A wonderful character and thorough gentleman, prop-second rower Cranch (Kiwi #341) toured Great Britain and France with the Kiwis in 1951-52 without being able to break into a Test side which boasted an impressive first-choice pack including Cliff Johnson, Bill McLennan, Frank Mulcare, Charlie McBride and Alister Atkinson.
Of his selection in the Kiwis, he said: “It was one of the greatest things in my life to be chosen to represent New Zealand. Rugby league is the best game in the world. I wouldn’t want to play anything else.”
A Mount Albert stalwart, ‘Cranchy’ fashioned an impressive rugby league career after serving with the New Zealand Army in the Second World War, including fighting in the trenches in battles at Monte Cassino in Italy.

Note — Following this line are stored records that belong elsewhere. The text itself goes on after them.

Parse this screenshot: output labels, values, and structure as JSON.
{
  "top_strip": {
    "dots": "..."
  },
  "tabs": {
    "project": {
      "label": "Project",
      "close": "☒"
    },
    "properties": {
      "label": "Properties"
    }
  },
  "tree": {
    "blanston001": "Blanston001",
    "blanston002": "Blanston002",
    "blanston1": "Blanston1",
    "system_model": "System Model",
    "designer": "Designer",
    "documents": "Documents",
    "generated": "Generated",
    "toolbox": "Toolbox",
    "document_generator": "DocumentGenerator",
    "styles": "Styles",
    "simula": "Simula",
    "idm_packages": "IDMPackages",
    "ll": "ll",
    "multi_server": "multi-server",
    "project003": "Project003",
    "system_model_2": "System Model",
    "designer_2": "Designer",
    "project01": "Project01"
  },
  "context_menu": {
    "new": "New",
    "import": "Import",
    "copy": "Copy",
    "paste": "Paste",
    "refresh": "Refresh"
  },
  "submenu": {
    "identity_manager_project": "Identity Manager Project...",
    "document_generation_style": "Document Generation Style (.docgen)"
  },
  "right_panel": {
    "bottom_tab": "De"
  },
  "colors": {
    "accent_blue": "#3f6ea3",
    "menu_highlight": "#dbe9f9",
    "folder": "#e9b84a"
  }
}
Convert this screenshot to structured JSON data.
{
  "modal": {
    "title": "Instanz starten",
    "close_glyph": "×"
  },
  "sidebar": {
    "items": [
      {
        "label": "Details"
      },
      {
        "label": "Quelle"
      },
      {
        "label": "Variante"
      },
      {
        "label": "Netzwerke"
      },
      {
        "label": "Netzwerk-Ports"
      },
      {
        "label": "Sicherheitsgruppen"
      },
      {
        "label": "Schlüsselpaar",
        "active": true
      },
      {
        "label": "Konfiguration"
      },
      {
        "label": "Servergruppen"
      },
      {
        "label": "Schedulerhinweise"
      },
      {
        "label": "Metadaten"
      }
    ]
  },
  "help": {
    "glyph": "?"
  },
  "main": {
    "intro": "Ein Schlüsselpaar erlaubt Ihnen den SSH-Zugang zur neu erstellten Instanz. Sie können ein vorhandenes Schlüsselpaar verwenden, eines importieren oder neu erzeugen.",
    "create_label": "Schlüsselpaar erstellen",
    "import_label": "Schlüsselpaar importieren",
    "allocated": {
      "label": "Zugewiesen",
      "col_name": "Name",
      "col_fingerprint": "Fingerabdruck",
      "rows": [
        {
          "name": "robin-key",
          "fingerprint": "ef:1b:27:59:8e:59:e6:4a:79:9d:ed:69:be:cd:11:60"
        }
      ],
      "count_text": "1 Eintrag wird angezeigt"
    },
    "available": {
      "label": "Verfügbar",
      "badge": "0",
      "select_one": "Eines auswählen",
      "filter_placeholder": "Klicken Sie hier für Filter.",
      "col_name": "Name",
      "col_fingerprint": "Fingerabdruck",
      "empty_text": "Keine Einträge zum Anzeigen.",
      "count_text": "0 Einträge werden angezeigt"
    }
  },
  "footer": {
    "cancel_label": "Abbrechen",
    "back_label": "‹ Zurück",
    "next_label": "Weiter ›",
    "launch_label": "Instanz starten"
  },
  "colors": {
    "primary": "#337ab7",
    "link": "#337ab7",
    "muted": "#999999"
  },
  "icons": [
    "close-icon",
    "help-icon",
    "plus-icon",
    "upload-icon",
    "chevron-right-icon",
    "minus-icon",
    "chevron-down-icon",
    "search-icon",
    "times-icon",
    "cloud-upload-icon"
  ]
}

When talking about his war experiences, Cranch, who rose to the rank of lieutenant, said he had a couple of narrow escapes. “I feel lucky to have survived it and to have seen the places I did,” he said.
His memories remained vivid almost to the end, not least one particular moment at Monte Cassino.
“The most embarrassing thing was I was lying in this slit trench with shells bursting all around me and I’m screaming: ‘I’ll be good if I can get out of this, I promise I’ll be good’. So you can imagine the sort of state you’re in,” said Cranch in one interview.
Sport was central to Cranch’s life either side of the war.
Softball and surf life saving figured large. He captained the Auckland softball team and had long links with the Piha Surf Life Saving Club.
It was rugby league, though, which was the dominant force, Cranch rising through the ranks to play for and captain Auckland before being selected for the Kiwis. Later he moved into administration where he gave his time selflessly filling a raft of roles including managing the New Zealand Colts in Australia in 1973 while he was also an Auckland selector and team manager.
For more than 20 years Cranch was an ever-popular host as secretary-manager of the Auckland Leagues Club in Parnell. He also served as the club’s president and was made a life member.
Life memberships were awarded by both the Auckland Rugby League and the New Zealand Rugby League while he was made a Member of the New Zealand Order of Merit (MNZM) in 2006 for his services to sport, principally rugby league.
Last year the Auckland Rugby League announced its Premier 2nd competition would be named the Ray Cranch Cup.
“You don’t start out trying to be idolised or eulogised or anything like that. All you try to do is to do your best and I feel like I’ve always done my best. Words fail me,” he said on being recognised with the Ray Cranch Cup.
His love of the game never wavered. He was an avid watcher of the game, his room at the Sir Edmund Hillary Retirement Village adorned with rugby league memorabilia including a Vodafone Warriors flag hanging on his door.
Annual Ex-Kiwis’ reunions will never be the same. ‘Cranchy’ was a regular attendee and this year’s event was set to feature a special tribute to him.
He always had a twinkle in his eye, a ready smile and a warm heart. He’ll always be fondly remembered as a rugby league man who played and lived the game to the hilt. Farewell Cranchy.